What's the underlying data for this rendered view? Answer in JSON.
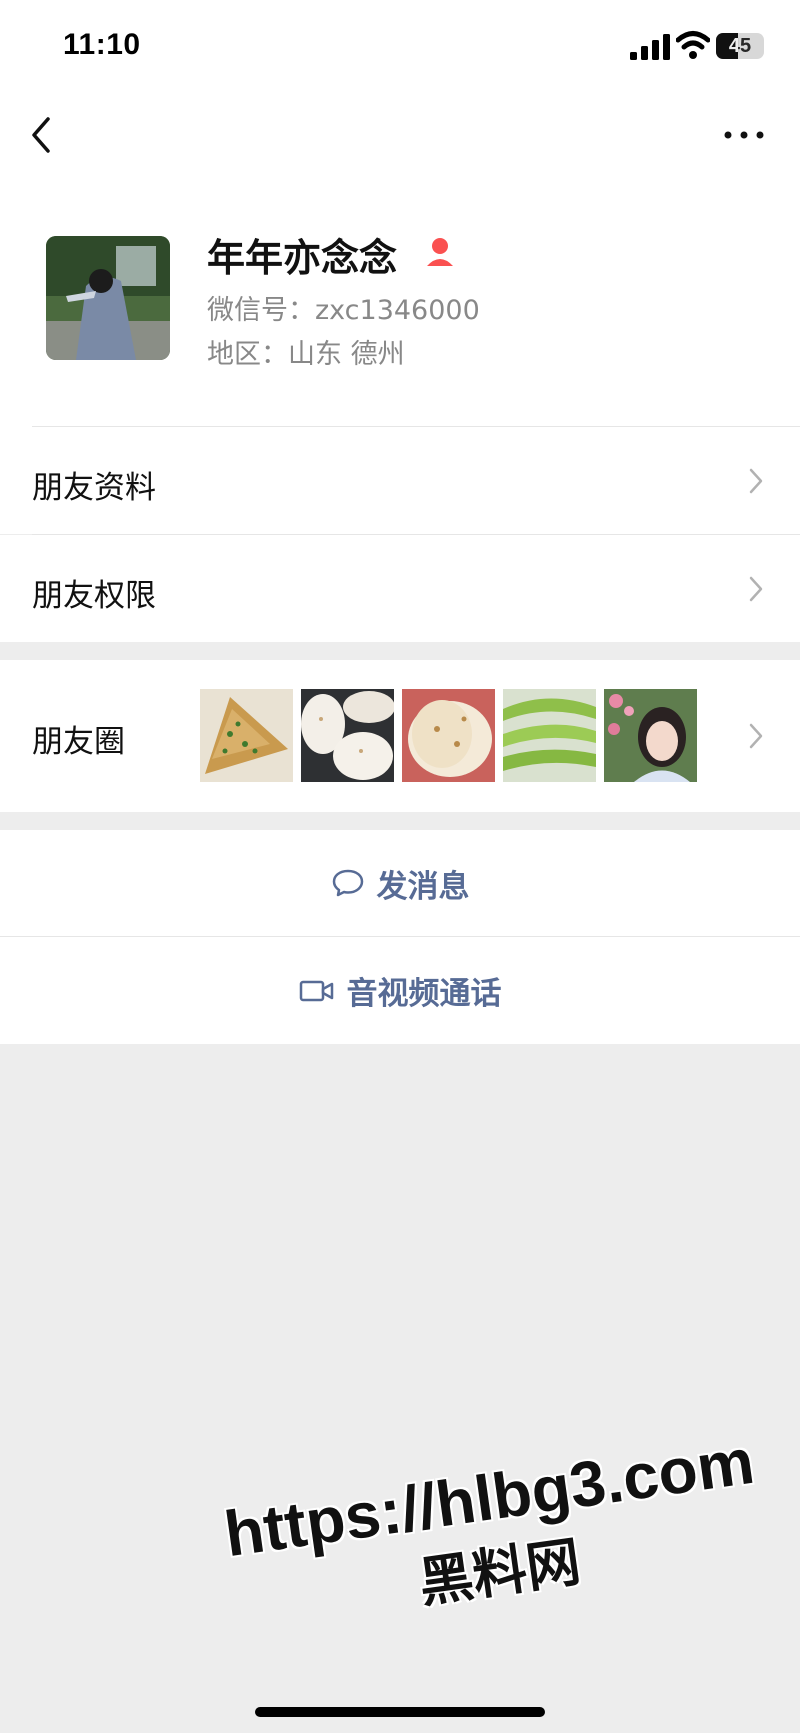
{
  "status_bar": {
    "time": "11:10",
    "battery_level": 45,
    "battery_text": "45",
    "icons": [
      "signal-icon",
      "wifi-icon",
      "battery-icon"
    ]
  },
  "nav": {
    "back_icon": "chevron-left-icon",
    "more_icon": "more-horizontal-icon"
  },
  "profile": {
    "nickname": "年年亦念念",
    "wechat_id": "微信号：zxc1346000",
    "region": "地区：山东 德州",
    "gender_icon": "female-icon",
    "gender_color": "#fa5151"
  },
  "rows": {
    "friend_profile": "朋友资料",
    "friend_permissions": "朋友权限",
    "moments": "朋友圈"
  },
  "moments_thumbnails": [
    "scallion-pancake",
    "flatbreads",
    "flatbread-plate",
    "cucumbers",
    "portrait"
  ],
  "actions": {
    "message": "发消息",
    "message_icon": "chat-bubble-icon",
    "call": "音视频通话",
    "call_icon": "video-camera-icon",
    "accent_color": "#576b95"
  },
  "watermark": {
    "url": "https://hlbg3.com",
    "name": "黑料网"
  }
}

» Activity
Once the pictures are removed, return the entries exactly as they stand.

» Expected output
What's the underlying data for this rendered view? Answer in JSON.
{
  "status_bar": {
    "time": "11:10",
    "battery_level": 45,
    "battery_text": "45",
    "icons": [
      "signal-icon",
      "wifi-icon",
      "battery-icon"
    ]
  },
  "nav": {
    "back_icon": "chevron-left-icon",
    "more_icon": "more-horizontal-icon"
  },
  "profile": {
    "nickname": "年年亦念念",
    "wechat_id": "微信号：zxc1346000",
    "region": "地区：山东 德州",
    "gender_icon": "female-icon",
    "gender_color": "#fa5151"
  },
  "rows": {
    "friend_profile": "朋友资料",
    "friend_permissions": "朋友权限",
    "moments": "朋友圈"
  },
  "moments_thumbnails": [
    "scallion-pancake",
    "flatbreads",
    "flatbread-plate",
    "cucumbers",
    "portrait"
  ],
  "actions": {
    "message": "发消息",
    "message_icon": "chat-bubble-icon",
    "call": "音视频通话",
    "call_icon": "video-camera-icon",
    "accent_color": "#576b95"
  },
  "watermark": {
    "url": "https://hlbg3.com",
    "name": "黑料网"
  }
}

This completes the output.